This article reports on a yearlong qualitative study of ninth graders identified as struggling readers. Analysis showed that youths tended to participate in limiting contexts that positioned them as deficient readers regardless, sometimes, of skilled, engaged reading, but when classroom contexts focused on disciplinary literacy and building trusting relationships, youths positioned themselves as readers and learners.
This study explores the ways in which senior campus leaders’ public advocacy shapes the extent to which campus community members perceive the climate as diverse and inclusive. Data are drawn from the Personal and Social Responsibility Inventory, a national campus climate survey.
This article investigates the ethical implications of the growing phenomenon of armed public school teachers.
This article uses data from 61 in-person interviews and data drawn from the Education Longitudinal Study to examine how social class stratifies adolescents’ use of school-based social ties and the resources they receive from these school-based ties.
The authors of this article investigate the relationships among organizational supports, including mentoring, professional development, collaboration, and leadership support, provided to beginning middle school mathematics teachers; authors also explore the extent to which these teachers implement reform-oriented math instruction.
This review of empirical research draws on complexity theory to examine the multidimensional influences that work together to shape the practices of first-year teachers.
This article examines young children’s understandings of social class as reflected in their drawings depicting differences between rich and poor people.

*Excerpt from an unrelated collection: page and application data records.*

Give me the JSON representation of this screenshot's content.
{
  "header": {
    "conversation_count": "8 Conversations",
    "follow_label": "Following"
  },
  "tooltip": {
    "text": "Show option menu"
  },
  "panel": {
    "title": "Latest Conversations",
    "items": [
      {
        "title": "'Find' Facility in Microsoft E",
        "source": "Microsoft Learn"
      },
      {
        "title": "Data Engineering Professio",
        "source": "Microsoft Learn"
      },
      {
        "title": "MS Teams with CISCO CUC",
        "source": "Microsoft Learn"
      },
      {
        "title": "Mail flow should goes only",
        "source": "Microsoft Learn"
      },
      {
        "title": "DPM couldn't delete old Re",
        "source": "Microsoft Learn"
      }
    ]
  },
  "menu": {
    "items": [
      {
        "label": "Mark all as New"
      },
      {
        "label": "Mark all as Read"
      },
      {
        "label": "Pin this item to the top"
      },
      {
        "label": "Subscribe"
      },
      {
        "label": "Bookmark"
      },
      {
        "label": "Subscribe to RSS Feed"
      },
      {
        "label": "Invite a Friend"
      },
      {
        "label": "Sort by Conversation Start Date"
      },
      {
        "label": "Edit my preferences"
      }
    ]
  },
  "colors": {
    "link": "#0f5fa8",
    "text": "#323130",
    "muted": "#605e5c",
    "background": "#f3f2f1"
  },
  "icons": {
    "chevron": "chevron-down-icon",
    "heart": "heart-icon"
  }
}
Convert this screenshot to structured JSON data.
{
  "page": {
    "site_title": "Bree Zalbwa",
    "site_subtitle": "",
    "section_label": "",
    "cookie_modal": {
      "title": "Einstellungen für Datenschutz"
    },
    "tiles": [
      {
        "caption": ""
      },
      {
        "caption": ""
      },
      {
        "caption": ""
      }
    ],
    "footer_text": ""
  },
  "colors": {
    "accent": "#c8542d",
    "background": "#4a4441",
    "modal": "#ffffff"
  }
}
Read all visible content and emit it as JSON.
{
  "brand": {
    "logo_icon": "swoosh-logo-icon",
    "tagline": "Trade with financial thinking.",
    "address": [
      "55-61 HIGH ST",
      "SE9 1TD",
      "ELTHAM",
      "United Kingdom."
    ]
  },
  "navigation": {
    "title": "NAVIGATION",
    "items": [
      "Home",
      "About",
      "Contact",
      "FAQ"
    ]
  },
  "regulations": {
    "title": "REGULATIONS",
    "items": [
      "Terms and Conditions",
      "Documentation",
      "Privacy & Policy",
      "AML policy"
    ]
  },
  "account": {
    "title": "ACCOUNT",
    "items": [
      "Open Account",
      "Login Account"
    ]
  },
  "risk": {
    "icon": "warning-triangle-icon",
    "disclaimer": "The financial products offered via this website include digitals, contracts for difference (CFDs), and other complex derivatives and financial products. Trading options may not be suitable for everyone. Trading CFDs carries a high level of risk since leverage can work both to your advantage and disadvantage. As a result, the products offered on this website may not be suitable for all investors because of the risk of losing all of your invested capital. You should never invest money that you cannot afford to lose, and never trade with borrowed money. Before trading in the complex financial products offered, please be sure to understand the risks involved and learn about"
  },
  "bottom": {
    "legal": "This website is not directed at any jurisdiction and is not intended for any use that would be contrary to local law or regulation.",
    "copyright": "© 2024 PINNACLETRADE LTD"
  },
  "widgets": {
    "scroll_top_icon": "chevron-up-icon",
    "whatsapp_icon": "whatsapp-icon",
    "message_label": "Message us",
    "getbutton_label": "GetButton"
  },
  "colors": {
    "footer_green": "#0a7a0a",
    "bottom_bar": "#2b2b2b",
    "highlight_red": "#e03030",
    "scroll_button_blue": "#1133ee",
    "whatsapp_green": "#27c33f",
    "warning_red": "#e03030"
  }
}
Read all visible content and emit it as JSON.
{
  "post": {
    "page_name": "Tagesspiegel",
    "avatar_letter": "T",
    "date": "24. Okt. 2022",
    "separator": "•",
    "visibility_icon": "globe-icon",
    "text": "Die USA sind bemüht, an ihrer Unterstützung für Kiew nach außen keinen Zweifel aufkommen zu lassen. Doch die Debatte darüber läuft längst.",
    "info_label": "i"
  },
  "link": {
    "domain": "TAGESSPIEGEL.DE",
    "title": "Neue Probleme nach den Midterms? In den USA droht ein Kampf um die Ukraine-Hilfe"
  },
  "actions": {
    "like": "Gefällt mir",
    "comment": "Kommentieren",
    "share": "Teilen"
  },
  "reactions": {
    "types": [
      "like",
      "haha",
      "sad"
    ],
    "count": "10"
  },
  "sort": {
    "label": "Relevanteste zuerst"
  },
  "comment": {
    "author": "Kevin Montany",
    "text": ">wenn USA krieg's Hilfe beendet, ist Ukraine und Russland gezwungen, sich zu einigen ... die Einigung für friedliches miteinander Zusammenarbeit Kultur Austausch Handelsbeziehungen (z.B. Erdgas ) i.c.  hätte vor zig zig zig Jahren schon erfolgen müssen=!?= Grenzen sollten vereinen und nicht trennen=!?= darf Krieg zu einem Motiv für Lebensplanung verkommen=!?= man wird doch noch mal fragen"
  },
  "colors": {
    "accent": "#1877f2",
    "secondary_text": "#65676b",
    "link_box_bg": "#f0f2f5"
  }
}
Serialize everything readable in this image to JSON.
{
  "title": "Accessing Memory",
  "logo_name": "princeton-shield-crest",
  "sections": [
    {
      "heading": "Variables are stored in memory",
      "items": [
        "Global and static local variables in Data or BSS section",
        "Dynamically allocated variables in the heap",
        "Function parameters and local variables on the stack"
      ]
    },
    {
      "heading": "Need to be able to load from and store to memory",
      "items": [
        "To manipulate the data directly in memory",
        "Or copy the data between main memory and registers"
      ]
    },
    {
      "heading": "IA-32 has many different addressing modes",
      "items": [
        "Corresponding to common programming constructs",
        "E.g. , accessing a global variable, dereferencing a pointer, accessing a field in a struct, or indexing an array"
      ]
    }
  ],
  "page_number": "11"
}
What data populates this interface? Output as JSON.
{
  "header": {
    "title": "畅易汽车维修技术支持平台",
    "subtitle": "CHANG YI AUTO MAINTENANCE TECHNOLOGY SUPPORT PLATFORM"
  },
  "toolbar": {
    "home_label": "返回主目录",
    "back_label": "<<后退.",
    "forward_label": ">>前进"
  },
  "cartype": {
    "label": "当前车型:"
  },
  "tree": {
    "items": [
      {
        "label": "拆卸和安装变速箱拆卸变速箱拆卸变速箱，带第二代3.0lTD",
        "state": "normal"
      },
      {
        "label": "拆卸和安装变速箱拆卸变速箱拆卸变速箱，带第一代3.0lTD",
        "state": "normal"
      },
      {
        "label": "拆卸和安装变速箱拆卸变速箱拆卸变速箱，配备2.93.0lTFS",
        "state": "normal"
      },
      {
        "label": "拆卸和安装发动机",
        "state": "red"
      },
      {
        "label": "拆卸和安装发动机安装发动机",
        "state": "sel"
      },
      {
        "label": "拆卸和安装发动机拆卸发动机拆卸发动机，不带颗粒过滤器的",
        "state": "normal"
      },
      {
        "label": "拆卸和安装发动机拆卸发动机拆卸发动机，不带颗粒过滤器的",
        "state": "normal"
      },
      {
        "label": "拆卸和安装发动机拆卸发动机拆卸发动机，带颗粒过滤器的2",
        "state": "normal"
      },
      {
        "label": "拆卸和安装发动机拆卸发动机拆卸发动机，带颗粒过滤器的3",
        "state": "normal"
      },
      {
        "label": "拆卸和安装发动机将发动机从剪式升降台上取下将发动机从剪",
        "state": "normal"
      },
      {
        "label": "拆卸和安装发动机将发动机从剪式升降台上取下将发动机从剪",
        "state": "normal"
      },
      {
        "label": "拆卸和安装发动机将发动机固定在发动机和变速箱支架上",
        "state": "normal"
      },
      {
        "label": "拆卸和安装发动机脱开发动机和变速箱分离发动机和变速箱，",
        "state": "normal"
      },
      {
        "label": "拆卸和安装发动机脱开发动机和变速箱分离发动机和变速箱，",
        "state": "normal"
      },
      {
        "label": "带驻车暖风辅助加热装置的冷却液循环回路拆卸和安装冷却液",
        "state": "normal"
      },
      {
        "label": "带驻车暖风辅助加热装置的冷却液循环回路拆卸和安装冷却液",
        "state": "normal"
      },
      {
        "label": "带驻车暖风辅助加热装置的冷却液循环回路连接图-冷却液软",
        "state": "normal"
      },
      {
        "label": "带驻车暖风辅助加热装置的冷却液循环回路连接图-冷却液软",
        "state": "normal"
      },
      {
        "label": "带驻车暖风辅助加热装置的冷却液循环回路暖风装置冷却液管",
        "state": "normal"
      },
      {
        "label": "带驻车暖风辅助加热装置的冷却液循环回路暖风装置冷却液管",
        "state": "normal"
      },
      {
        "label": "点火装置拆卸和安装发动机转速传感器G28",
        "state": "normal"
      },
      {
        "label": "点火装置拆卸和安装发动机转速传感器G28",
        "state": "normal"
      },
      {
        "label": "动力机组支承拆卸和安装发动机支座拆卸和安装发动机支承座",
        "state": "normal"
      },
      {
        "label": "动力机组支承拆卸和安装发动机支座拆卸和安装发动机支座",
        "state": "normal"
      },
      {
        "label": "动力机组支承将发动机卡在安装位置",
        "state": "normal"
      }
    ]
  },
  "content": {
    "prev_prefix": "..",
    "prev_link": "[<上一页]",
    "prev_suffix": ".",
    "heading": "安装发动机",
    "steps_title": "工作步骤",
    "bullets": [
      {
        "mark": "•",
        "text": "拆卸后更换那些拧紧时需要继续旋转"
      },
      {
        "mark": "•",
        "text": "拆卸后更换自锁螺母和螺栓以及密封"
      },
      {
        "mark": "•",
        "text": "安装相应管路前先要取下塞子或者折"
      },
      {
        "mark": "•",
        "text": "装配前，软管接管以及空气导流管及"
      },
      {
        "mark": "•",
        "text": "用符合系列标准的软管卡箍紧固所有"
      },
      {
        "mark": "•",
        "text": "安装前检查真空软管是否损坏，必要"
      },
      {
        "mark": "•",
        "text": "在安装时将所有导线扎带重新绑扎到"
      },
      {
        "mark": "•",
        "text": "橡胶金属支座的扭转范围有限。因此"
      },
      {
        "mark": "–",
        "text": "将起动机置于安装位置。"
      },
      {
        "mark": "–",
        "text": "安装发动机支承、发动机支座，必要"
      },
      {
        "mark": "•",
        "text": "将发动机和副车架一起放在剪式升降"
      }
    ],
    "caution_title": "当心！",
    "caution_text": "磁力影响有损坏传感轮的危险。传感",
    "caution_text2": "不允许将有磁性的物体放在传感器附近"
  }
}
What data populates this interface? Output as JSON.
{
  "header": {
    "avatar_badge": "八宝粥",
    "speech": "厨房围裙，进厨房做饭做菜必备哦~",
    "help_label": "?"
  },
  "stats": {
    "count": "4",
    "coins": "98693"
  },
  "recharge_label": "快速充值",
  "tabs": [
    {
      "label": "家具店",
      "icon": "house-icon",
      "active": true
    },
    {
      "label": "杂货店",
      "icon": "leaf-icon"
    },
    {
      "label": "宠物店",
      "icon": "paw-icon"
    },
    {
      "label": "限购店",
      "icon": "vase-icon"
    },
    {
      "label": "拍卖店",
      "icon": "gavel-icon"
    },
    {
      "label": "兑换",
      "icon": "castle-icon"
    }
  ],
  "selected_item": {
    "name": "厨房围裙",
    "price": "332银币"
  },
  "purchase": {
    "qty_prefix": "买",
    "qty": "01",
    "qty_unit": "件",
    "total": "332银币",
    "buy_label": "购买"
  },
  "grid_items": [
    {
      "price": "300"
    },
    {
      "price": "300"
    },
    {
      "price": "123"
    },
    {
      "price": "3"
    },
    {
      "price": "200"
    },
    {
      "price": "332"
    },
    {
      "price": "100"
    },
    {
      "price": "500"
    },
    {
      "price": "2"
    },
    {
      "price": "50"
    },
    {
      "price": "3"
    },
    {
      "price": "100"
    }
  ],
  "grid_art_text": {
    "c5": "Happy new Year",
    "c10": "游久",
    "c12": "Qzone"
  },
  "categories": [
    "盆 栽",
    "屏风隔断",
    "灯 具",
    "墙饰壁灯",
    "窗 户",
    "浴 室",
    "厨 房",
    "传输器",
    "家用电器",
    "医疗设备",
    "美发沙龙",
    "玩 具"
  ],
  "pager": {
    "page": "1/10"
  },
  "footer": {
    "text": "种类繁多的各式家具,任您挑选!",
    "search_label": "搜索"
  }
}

It also explores children’s complex sociocultural insights into how class operates that manifest through their classmaking process.